DIRECTIONS: An exact restatement of every record is required.

Dataset records:

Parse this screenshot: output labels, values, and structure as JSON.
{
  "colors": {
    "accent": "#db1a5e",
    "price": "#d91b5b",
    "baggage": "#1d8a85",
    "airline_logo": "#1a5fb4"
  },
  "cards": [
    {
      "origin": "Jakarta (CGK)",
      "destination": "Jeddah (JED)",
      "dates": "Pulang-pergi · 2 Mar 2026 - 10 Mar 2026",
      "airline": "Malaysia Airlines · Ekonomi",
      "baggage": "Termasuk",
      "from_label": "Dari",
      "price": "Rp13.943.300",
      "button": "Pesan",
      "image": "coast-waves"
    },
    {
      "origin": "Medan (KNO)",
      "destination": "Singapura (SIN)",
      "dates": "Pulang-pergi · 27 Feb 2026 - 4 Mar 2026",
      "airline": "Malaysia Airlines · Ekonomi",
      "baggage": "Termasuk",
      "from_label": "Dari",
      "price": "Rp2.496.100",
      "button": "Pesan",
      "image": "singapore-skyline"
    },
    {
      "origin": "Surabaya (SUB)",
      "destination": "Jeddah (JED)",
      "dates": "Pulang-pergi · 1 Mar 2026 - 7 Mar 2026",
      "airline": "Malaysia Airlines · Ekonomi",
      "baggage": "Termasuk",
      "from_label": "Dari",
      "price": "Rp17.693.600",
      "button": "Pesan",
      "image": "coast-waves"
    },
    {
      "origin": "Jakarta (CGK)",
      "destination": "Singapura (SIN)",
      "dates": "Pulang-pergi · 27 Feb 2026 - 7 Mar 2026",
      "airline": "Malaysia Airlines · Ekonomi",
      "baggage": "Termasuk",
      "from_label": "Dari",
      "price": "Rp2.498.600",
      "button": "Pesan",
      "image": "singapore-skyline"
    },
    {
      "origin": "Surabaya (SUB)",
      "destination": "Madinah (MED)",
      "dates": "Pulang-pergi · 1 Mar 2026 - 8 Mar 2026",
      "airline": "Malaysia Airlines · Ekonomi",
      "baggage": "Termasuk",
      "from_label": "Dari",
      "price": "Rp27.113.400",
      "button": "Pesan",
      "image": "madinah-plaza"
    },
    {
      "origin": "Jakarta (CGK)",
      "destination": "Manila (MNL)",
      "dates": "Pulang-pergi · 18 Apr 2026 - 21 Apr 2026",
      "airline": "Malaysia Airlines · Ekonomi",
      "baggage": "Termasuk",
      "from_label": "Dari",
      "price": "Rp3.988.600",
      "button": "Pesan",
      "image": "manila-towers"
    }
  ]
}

SOLUTION:
Parse this screenshot: output labels, values, and structure as JSON.
{
  "colors": {
    "accent": "#db1a5e",
    "price": "#d91b5b",
    "baggage": "#1d8a85",
    "airline_logo": "#1a5fb4"
  },
  "cards": [
    {
      "origin": "Jakarta (CGK)",
      "destination": "Jeddah (JED)",
      "dates": "Pulang-pergi · 2 Mar 2026 - 10 Mar 2026",
      "airline": "Malaysia Airlines · Ekonomi",
      "baggage": "Termasuk",
      "from_label": "Dari",
      "price": "Rp13.943.300",
      "button": "Pesan",
      "image": "coast-waves"
    },
    {
      "origin": "Medan (KNO)",
      "destination": "Singapura (SIN)",
      "dates": "Pulang-pergi · 27 Feb 2026 - 4 Mar 2026",
      "airline": "Malaysia Airlines · Ekonomi",
      "baggage": "Termasuk",
      "from_label": "Dari",
      "price": "Rp2.496.100",
      "button": "Pesan",
      "image": "singapore-skyline"
    },
    {
      "origin": "Surabaya (SUB)",
      "destination": "Jeddah (JED)",
      "dates": "Pulang-pergi · 1 Mar 2026 - 7 Mar 2026",
      "airline": "Malaysia Airlines · Ekonomi",
      "baggage": "Termasuk",
      "from_label": "Dari",
      "price": "Rp17.693.600",
      "button": "Pesan",
      "image": "coast-waves"
    },
    {
      "origin": "Jakarta (CGK)",
      "destination": "Singapura (SIN)",
      "dates": "Pulang-pergi · 27 Feb 2026 - 7 Mar 2026",
      "airline": "Malaysia Airlines · Ekonomi",
      "baggage": "Termasuk",
      "from_label": "Dari",
      "price": "Rp2.498.600",
      "button": "Pesan",
      "image": "singapore-skyline"
    },
    {
      "origin": "Surabaya (SUB)",
      "destination": "Madinah (MED)",
      "dates": "Pulang-pergi · 1 Mar 2026 - 8 Mar 2026",
      "airline": "Malaysia Airlines · Ekonomi",
      "baggage": "Termasuk",
      "from_label": "Dari",
      "price": "Rp27.113.400",
      "button": "Pesan",
      "image": "madinah-plaza"
    },
    {
      "origin": "Jakarta (CGK)",
      "destination": "Manila (MNL)",
      "dates": "Pulang-pergi · 18 Apr 2026 - 21 Apr 2026",
      "airline": "Malaysia Airlines · Ekonomi",
      "baggage": "Termasuk",
      "from_label": "Dari",
      "price": "Rp3.988.600",
      "button": "Pesan",
      "image": "manila-towers"
    }
  ]
}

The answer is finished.